Friday, July 5, 2013

Employment Update: June 2013

The new employment numbers for June arrived this year on the fifth of July (see BLS release). Decent results, actually. Job gains in June were 195,000. April and May results were also updated, for a combined additional gain in those months of 120,000 jobs. This caused April results to come in at 199,000, May results at 195,000. The resulting monthly chart follows.

If we look at these results on an annualized basis, thus January-June results extended to the rest of the year, the economy continues to perform better than it did in 2010, 2011, and 2012. The graphic showing that comes next.

If we look at this on a monthly basis, we get the following. In 2010 we gained on average 85,200 jobs a month, in 2011 175,300, in 2012 182,800, and in 2013, to date, an average of 201,800.

During the Great Recession we lost 8.578 million jobs; in the three-and-a-half years since then we gained back 6.506 million. This means that we’ve now recovered in that much longer period 75.8 percent of job. Its going slowly, but we are gaining.

Recovering jobs lost in the Great Recession is not the same as adding jobs to accommodate the growth in our workforce. An earlier posting (here), shows that we need to add 87,300 jobs to the workforce every month just to accommodate our growing population. So long as we are just recovering lost jobs, we are not creating jobs for the young. Since the Great Recession ended, we have therefore accumulated a demand for 3.7 million new jobs (42 months times 87,300). It’s only after we have regained all losses that job gains will count against that growing deficit. 

Looking at sectors, some sectors were still posting losses. In June these were Manufacturing (down 3,000), Transportation and Warehousing (down 5,100), Information (down 5,000), Miscellaneous Services (down 4,000), and Government (down 7,000). The continuing loss in government employment is a marvel—what with our legislators all clamoring about creating jobs.

1 comment:

  1. I just hope everything turns out better than we all expect. After all the financial setbacks the country has faced, unemployment maybe the last thing on everyone's list.
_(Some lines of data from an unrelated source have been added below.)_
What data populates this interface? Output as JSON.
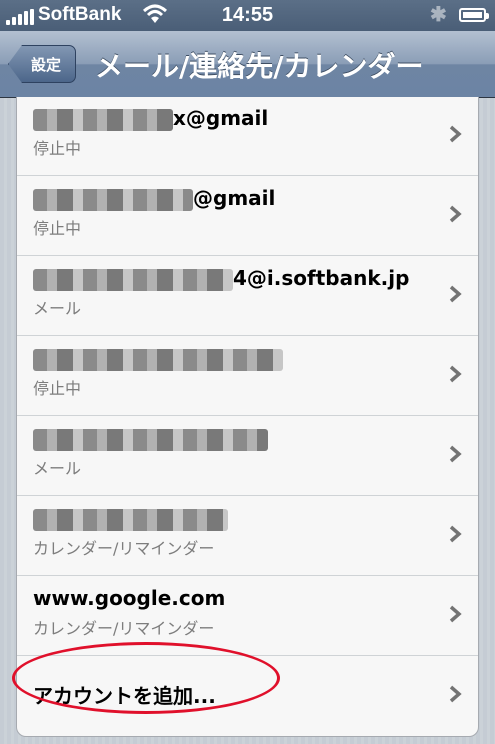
{
  "status": {
    "carrier": "SoftBank",
    "time": "14:55"
  },
  "nav": {
    "back_label": "設定",
    "title": "メール/連絡先/カレンダー"
  },
  "accounts": [
    {
      "primary": "x@gmail",
      "secondary": "停止中"
    },
    {
      "primary": "@gmail",
      "secondary": "停止中"
    },
    {
      "primary": "4@i.softbank.jp",
      "secondary": "メール"
    },
    {
      "primary": "",
      "secondary": "停止中"
    },
    {
      "primary": "",
      "secondary": "メール"
    },
    {
      "primary": "",
      "secondary": "カレンダー/リマインダー"
    },
    {
      "primary": "www.google.com",
      "secondary": "カレンダー/リマインダー"
    }
  ],
  "add_account_label": "アカウントを追加...",
  "colors": {
    "annotation": "#e0102b",
    "nav": "#6c84a4"
  },
  "icons": [
    "signal-icon",
    "wifi-icon",
    "bluetooth-icon",
    "battery-icon",
    "chevron-right-icon"
  ]
}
It would be nice for companies to have professional guidance in screening candidates in order for them to keep the quality of work.

    Philip Watkins @ USA Fact